In an era of increasing government pressure to contain costs, policymakers have encouraged providers to re-evaluate the use of expensive medical devices for cost-effectiveness. This requires physicians to be familiar with the pricing of commonly used devices, and to actively choose less expensive alternatives. However, physician knowledge of device costs remains largely unexplored.
To shed light on this knowledge gap, Okike et al. surveyed 503 orthopedic surgeons from seven academic medical centers (96% response rate) regarding the cost of three common implantable orthopedic devices. Participants were considered to have correctly estimated cost if their estimate was within 20% of the actual cost. The accuracy of responses was then correlated with individual physician characteristics, such as years in practice, regular use of the device, and participation in device cost activities.
Okike et al. had three major findings: First, while attending physicians were able to correctly identify the more expensive device 99% of the time, they were only able to provide an accurate estimate of the cost 21% of the time. Second, the price of low cost devices was consistently overestimated (80% of the time). Finally, physician self-assessed knowledge was correlated with actual knowledge (p<0.001 for trend).
Okike et al. provide meaningful data on a significant question: Do surgeons know the cost of commonly used devices? The orthopedic field was an excellent study choice since it accounts for the single largest procedural payments from Medicare and the device cost is often the largest contributor (up to 87%) to the cost of an orthopedic procedure.

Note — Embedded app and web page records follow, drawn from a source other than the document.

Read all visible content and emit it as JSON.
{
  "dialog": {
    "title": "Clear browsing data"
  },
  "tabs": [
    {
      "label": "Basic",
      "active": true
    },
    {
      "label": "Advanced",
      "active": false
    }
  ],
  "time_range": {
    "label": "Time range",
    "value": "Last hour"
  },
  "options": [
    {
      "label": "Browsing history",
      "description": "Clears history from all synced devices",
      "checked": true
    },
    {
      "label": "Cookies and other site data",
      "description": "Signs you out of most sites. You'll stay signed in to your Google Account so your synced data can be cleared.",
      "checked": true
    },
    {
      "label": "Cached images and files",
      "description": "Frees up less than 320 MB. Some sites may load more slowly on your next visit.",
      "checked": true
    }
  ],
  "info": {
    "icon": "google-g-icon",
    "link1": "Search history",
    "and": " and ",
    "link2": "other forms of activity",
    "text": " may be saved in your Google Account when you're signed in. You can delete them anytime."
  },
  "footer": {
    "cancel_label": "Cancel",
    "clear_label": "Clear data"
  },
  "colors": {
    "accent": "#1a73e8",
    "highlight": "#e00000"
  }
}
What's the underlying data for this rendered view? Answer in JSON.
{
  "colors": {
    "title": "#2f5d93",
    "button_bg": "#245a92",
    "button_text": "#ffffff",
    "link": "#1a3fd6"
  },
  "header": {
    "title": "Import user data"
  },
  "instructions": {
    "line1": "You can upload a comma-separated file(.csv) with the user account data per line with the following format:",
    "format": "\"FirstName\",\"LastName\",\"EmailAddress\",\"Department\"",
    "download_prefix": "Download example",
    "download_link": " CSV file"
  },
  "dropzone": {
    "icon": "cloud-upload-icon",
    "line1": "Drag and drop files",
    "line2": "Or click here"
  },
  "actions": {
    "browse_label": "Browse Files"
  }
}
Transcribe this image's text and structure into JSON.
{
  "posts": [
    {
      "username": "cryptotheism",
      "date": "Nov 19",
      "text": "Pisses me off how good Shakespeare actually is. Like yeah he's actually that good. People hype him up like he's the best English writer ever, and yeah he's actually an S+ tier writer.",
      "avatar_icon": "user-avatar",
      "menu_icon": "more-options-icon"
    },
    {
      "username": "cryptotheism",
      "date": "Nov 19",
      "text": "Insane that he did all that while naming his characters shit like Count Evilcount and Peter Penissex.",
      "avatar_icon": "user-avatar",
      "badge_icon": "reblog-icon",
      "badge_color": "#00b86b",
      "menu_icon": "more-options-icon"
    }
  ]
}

The study highlights an important point regarding the failures of physician-led cost-containment: providers have inadequate knowledge regarding the cost of devices, supplies, and services. Unfortunately, as the authors note, prior attempts to pass legislation mandating public disclosure of medical device prices has stalled in congressional committees. To make further progress at reducing the cost of care without reducing quality, payers, policymakers, and providers need to strongly advocate for transparency.
Andrew A. Gonzalez, MD, JD, MPH